The reasons for the link are not fully understood, but it has been suggested that the amount of solar radiation we are exposed to in the womb is a key influence. The amount of radiation varies according to where you are in the world, what time of year it is and cyclic changes in the sun’s behaviour. The Equator generally gets the most radiation, and in the northern hemisphere, the usual radiation peaks will be in June and July, but there will be variations from year to year according to “solar cycles”. Every 11 years the Sun goes through a cycle when the magnetic field changes and the number of sunspots grows and dwindles. This affects the amounts of radiation produced.

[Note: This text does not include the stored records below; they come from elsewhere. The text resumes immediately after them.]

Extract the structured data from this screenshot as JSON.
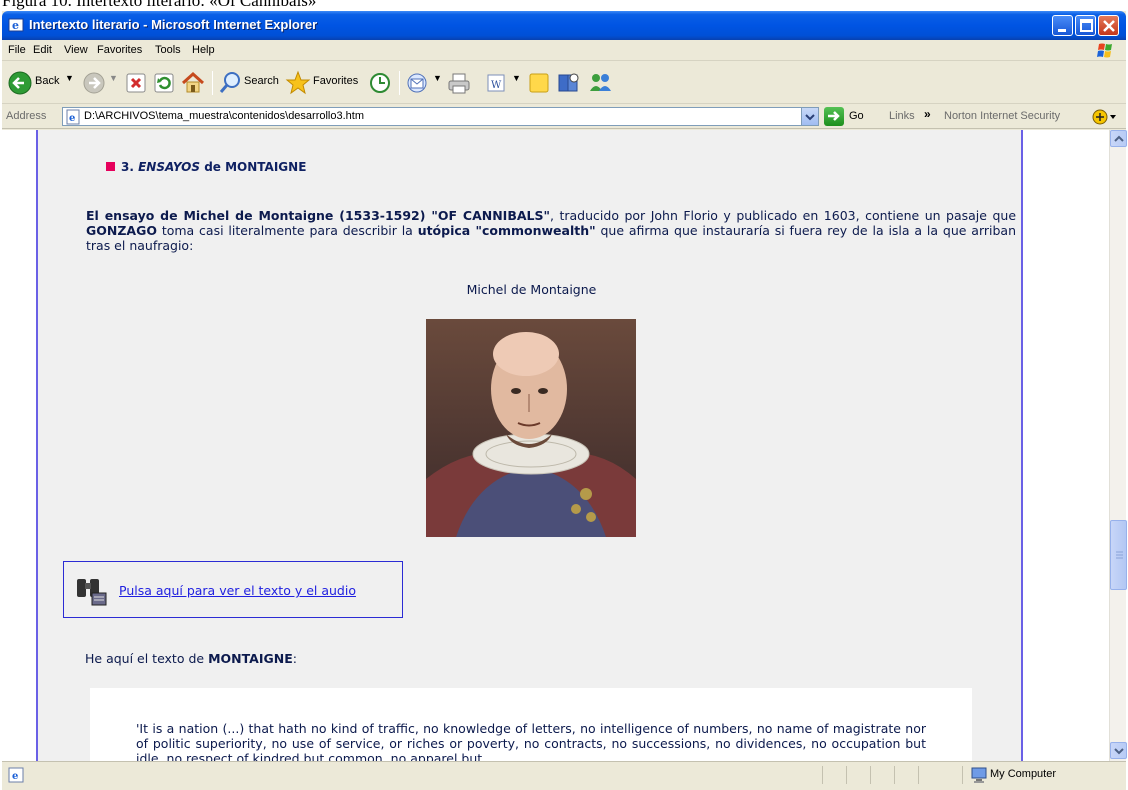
{
  "figure_caption": "Figura 10. Intertexto literario: «Of Cannibals»",
  "window": {
    "title": "Intertexto literario - Microsoft Internet Explorer"
  },
  "menu": {
    "items": [
      "File",
      "Edit",
      "View",
      "Favorites",
      "Tools",
      "Help"
    ]
  },
  "toolbar": {
    "back_label": "Back",
    "search_label": "Search",
    "favorites_label": "Favorites"
  },
  "address": {
    "label": "Address",
    "url": "D:\\ARCHIVOS\\tema_muestra\\contenidos\\desarrollo3.htm",
    "go_label": "Go",
    "links_label": "Links",
    "links_chevron": "»",
    "norton_label": "Norton Internet Security"
  },
  "page": {
    "section_number": "3.",
    "section_title_em": "ENSAYOS",
    "section_title_rest": "de MONTAIGNE",
    "para_b1": "El ensayo de Michel de Montaigne (1533-1592) \"OF CANNIBALS\"",
    "para_t1": ", traducido por John Florio y publicado en 1603, contiene un pasaje que ",
    "para_b2": "GONZAGO",
    "para_t2": " toma casi literalmente para describir la ",
    "para_b3": "utópica \"commonwealth\"",
    "para_t3": " que afirma que instauraría si fuera rey de la isla a la que arriban tras el naufragio:",
    "portrait_caption": "Michel de Montaigne",
    "link_text": "Pulsa aquí para ver el texto y el audio",
    "intro_prefix": "He aquí el texto de ",
    "intro_bold": "MONTAIGNE",
    "intro_suffix": ":",
    "quote_text": "'It is a nation (...) that hath no kind of traffic, no knowledge of letters, no intelligence of numbers, no name of magistrate nor of politic superiority, no use of service, or riches or poverty, no contracts, no successions, no dividences, no occupation but idle, no respect of kindred but common, no apparel but"
  },
  "status": {
    "zone": "My Computer"
  }
}
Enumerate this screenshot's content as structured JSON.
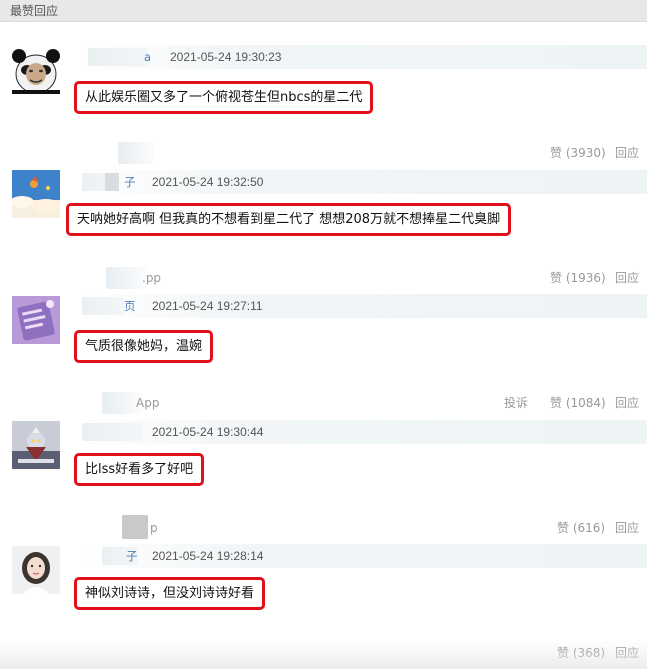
{
  "section": {
    "title": "最赞回应"
  },
  "comments": [
    {
      "username": "a",
      "time": "2021-05-24 19:30:23",
      "content": "从此娱乐圈又多了一个俯视苍生但nbcs的星二代",
      "source": "",
      "report_label": "",
      "like_label": "赞 (3930)",
      "reply_label": "回应",
      "avatar": "panda-meme-avatar"
    },
    {
      "username": "子",
      "time": "2021-05-24 19:32:50",
      "content": "天呐她好高啊 但我真的不想看到星二代了 想想208万就不想捧星二代臭脚",
      "source": ".pp",
      "report_label": "",
      "like_label": "赞 (1936)",
      "reply_label": "回应",
      "avatar": "sky-cartoon-avatar"
    },
    {
      "username": "页",
      "time": "2021-05-24 19:27:11",
      "content": "气质很像她妈，温婉",
      "source": "App",
      "report_label": "投诉",
      "like_label": "赞 (1084)",
      "reply_label": "回应",
      "avatar": "purple-note-avatar"
    },
    {
      "username": "",
      "time": "2021-05-24 19:30:44",
      "content": "比lss好看多了好吧",
      "source": "p",
      "report_label": "",
      "like_label": "赞 (616)",
      "reply_label": "回应",
      "avatar": "hero-figure-avatar"
    },
    {
      "username": "子",
      "time": "2021-05-24 19:28:14",
      "content": "神似刘诗诗，但没刘诗诗好看",
      "source": "",
      "report_label": "",
      "like_label": "赞 (368)",
      "reply_label": "回应",
      "avatar": "girl-portrait-avatar"
    }
  ],
  "colors": {
    "highlight_border": "#e0101a",
    "username": "#4a7fb8",
    "meta_text": "#555555",
    "action_text": "#999999",
    "header_bg": "#e8e8e8"
  }
}
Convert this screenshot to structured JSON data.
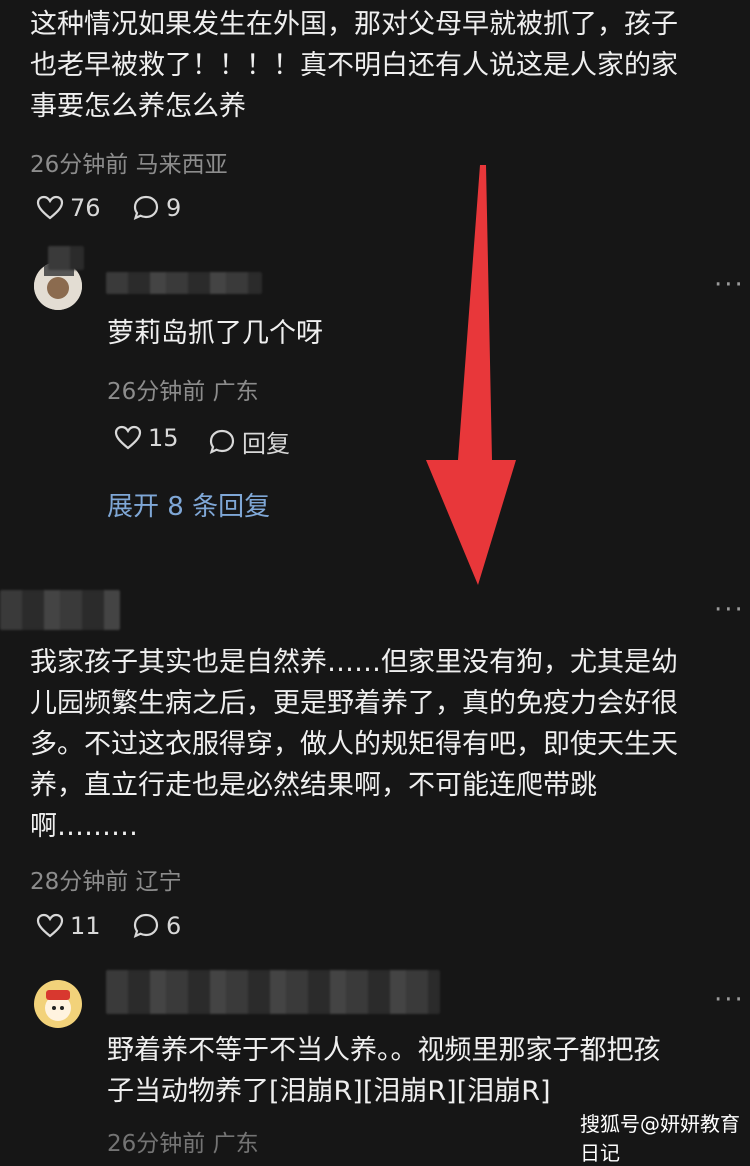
{
  "comment1": {
    "lines": [
      "这种情况如果发生在外国，那对父母早就被抓了，孩子",
      "也老早被救了！！！！真不明白还有人说这是人家的家",
      "事要怎么养怎么养"
    ],
    "time": "26分钟前",
    "location": "马来西亚",
    "likes": "76",
    "replies": "9"
  },
  "reply1": {
    "text": "萝莉岛抓了几个呀",
    "time": "26分钟前",
    "location": "广东",
    "likes": "15",
    "reply_label": "回复",
    "expand": "展开 8 条回复"
  },
  "comment2": {
    "lines": [
      "我家孩子其实也是自然养……但家里没有狗，尤其是幼",
      "儿园频繁生病之后，更是野着养了，真的免疫力会好很",
      "多。不过这衣服得穿，做人的规矩得有吧，即使天生天",
      "养，直立行走也是必然结果啊，不可能连爬带跳",
      "啊………"
    ],
    "time": "28分钟前",
    "location": "辽宁",
    "likes": "11",
    "replies": "6"
  },
  "reply2": {
    "lines": [
      "野着养不等于不当人养。。视频里那家子都把孩",
      "子当动物养了[泪崩R][泪崩R][泪崩R]"
    ],
    "time": "26分钟前",
    "location": "广东"
  },
  "more_label": "···",
  "watermark": "搜狐号@妍妍教育日记",
  "colors": {
    "arrow": "#e8373a",
    "link": "#7fa7d6",
    "background": "#161616"
  }
}
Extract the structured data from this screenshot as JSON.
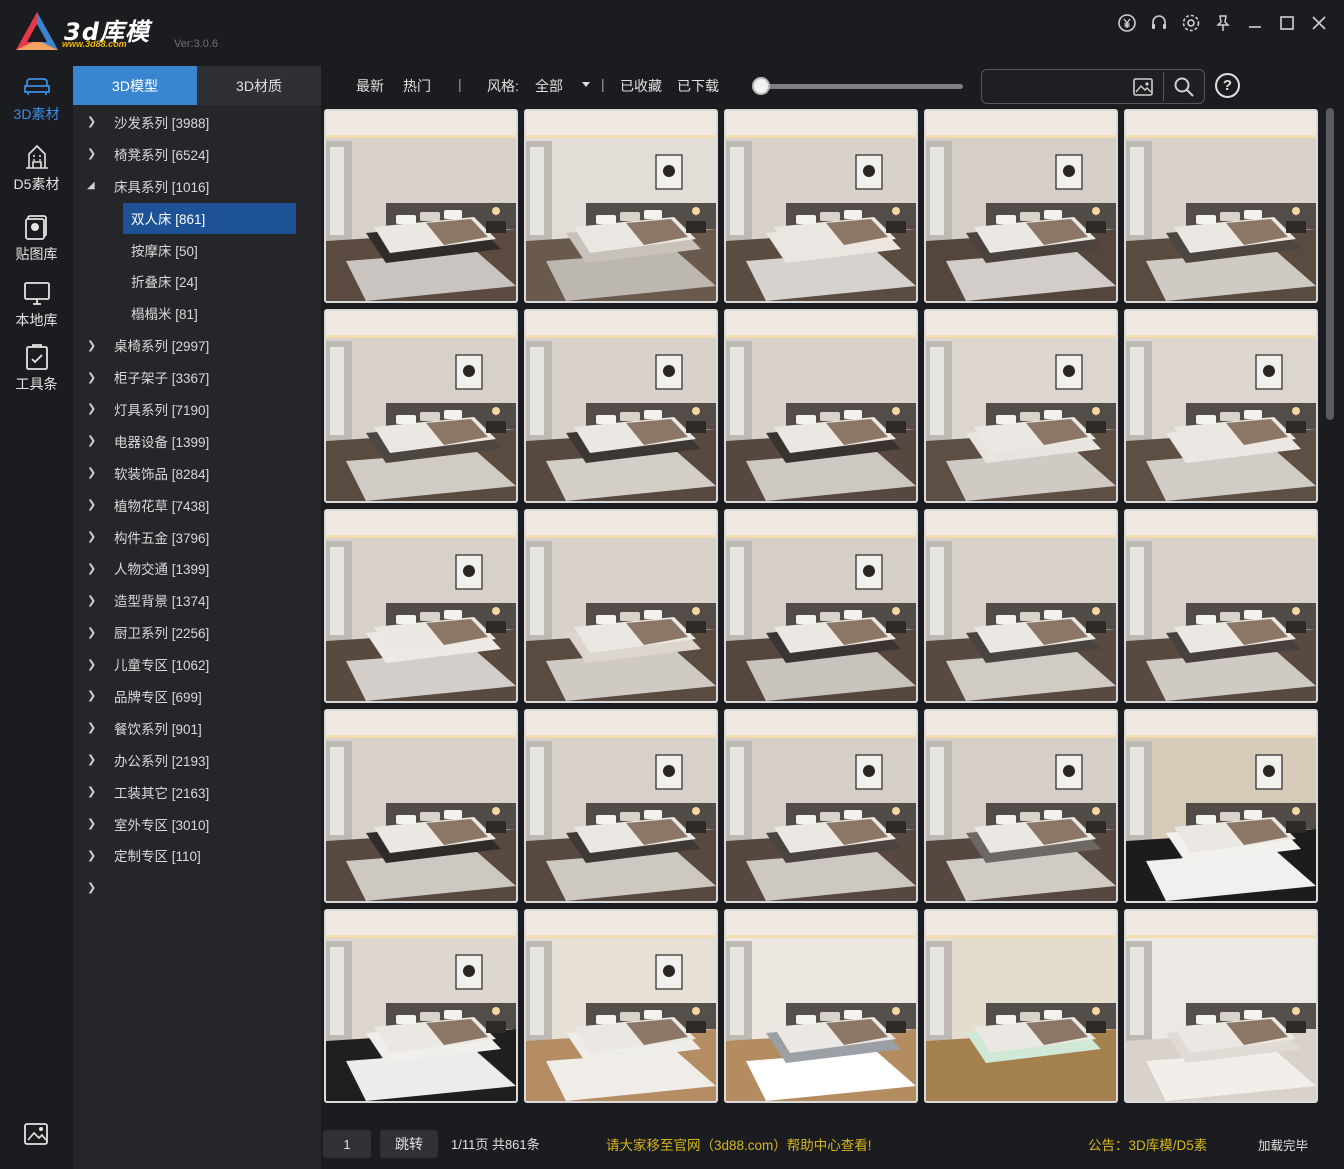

The Maine researchers suggest that high radiation levels either stress the immune system of embryos and foetuses or cause small mutations in their DNA, which can either predispose or protect from disease, mould brain characteristics and influence length of life.
So the reason that people born in December might live longer could be that they were conceived in March, possibly avoiding the most harmful affects of radiation early on, when the embryo is at its most vulnerable, but also avoiding very low levels of UVR that might predispose people to certain conditions.
The assumed general mechanism in biology is good, whatever you might think of the rest of the theory; it's essentially covered by the reliability theory of aging - biochemical damage, caused by radiation or otherwise, lowers remaining life expectancy by reducing or destroying the functionality of component parts in the machine that is you.
The reliability-engineering approach to understanding aging is based on ideas, methods, and models borrowed from reliability theory. Developed in the late 1950s to describe the failure and aging of complex electrical and electronic equipment, reliability theory has been greatly improved over the last several decades. It allows researchers to predict how a system with a specified architecture and level of reliability of the constituent parts will fail over time. But the theory is so general in scope that it can be applied to understanding aging in living organisms as well. ...
In reliability theory, aging is defined through the increased risk of failure. More precisely, something ages if it is more likely to fall apart, or die, tomorrow than today. If the risk of failure does not increase as time passes, then there is no aging.
Some interesting studies are quoted in the article on solar radiation, but it looks very much like a case of having a hammer and seeing nails in everything. It is logical to suppose that demonstrated variations in human longevity and disease by location of birth date in solar and seasonal cycles have something to do with the sun at root - but that certainly doesn't mean that the sun is the direct cause of the biochemical damage that leads to such variations. It might be solar radiation, or it might be one or more differences in other systems caused by variations in solar radiation - diet, weather, hormonal changes, behaviors ... just to rattle off a few. There are certainly many more.
Once the article starts in on the distribution of mathematical or creative ability by latitude, with an eye on solar radiation as a root cause, I think it's completely lost in the sea of secondary, cultural and population-level genetic effects. There really is nothing of use to be said about that; more hammers in search of nails.
But back to aging: the interesting part of reliability theory as applied to aging is that is suggests we are born with a certain level of damage already present. The Strategies for Negligible Senescence outline a list of classes of biomolecular damage that can be demonstrated to contribute to age-related degeneration, much of which falls into the camp of accumulated biochemical products of metabolism - which one would not expect to see to any meaningful degree in the newborn. That doesn't leave too many types of damage that might be present in infants, either as a result of developmental errors or some process with the sun at it's ultimate root - missing or malfunctioning cells in important populations (such as stem cells, for example), and genetic mutations, essentially.
Once we can repair these forms of damage in adults - as a part of the effort to develop working rejuvenation technologies - reliability theory suggests that humans would gain some modest benefit in the longevity (or at least life expectancy) stakes by applying the very same rejuvenation techniques to the newborn as well. Science is interesting, is it not?